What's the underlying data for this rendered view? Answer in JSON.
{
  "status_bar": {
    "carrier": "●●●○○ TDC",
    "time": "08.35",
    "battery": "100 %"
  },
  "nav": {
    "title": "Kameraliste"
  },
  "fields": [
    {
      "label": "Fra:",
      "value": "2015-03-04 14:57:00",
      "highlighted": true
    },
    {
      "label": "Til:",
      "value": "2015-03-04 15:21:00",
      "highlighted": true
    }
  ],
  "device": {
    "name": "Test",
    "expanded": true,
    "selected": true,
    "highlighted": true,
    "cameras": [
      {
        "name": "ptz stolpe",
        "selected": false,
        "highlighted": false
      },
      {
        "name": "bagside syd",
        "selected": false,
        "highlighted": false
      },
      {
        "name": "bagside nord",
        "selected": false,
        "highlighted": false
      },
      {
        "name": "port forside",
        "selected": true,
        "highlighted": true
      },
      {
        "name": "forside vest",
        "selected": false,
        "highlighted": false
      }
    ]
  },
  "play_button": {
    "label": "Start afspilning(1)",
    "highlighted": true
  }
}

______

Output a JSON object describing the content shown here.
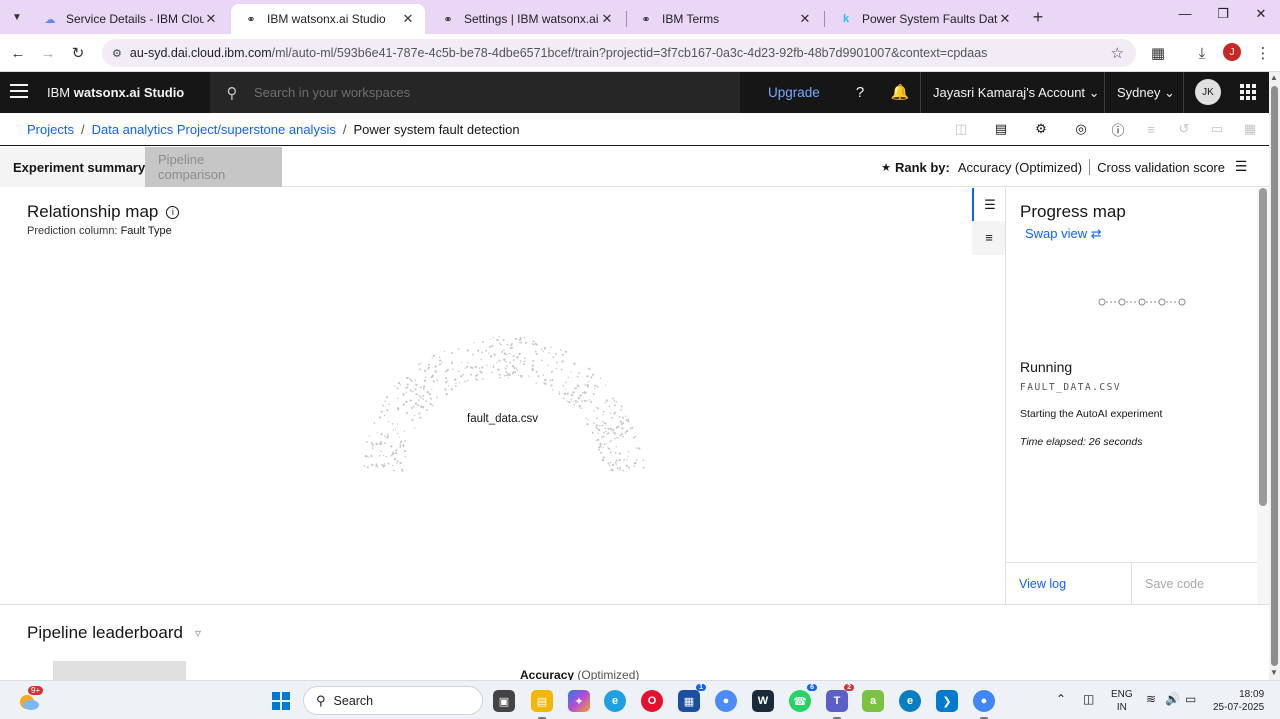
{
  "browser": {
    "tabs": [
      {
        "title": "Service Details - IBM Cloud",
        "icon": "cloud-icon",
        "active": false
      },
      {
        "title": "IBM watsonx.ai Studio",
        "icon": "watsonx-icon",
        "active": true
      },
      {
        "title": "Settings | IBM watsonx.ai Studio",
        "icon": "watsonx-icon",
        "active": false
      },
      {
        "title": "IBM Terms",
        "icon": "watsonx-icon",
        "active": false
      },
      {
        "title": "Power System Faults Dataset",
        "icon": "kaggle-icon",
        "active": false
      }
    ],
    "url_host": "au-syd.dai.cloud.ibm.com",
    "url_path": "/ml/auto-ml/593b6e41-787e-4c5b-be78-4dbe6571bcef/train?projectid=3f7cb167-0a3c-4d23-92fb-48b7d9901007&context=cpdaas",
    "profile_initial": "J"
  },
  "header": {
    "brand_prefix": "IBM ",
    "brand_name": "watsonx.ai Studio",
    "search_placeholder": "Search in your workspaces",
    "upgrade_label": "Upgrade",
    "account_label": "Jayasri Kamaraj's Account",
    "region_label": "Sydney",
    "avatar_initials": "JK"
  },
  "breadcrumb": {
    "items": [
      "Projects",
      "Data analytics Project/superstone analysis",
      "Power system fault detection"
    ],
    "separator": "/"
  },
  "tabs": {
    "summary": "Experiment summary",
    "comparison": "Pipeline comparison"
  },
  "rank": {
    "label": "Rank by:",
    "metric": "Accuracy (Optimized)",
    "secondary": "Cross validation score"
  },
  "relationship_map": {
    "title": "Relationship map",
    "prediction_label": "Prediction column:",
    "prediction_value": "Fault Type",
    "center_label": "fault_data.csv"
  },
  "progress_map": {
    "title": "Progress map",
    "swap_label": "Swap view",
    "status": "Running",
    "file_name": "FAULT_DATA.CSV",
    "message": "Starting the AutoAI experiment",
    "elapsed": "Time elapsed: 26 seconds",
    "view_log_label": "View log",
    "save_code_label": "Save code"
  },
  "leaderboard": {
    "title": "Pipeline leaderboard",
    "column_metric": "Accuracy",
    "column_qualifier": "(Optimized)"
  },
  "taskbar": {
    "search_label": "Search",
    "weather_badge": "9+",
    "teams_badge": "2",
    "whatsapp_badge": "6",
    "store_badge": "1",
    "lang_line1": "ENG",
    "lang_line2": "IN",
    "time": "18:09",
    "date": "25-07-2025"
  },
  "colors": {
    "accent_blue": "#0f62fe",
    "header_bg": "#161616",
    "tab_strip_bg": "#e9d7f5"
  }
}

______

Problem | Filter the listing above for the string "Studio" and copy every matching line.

Response to this exercise |
        "title": "IBM watsonx.ai Studio",
        "title": "Settings | IBM watsonx.ai Studio",
    "brand_name": "watsonx.ai Studio",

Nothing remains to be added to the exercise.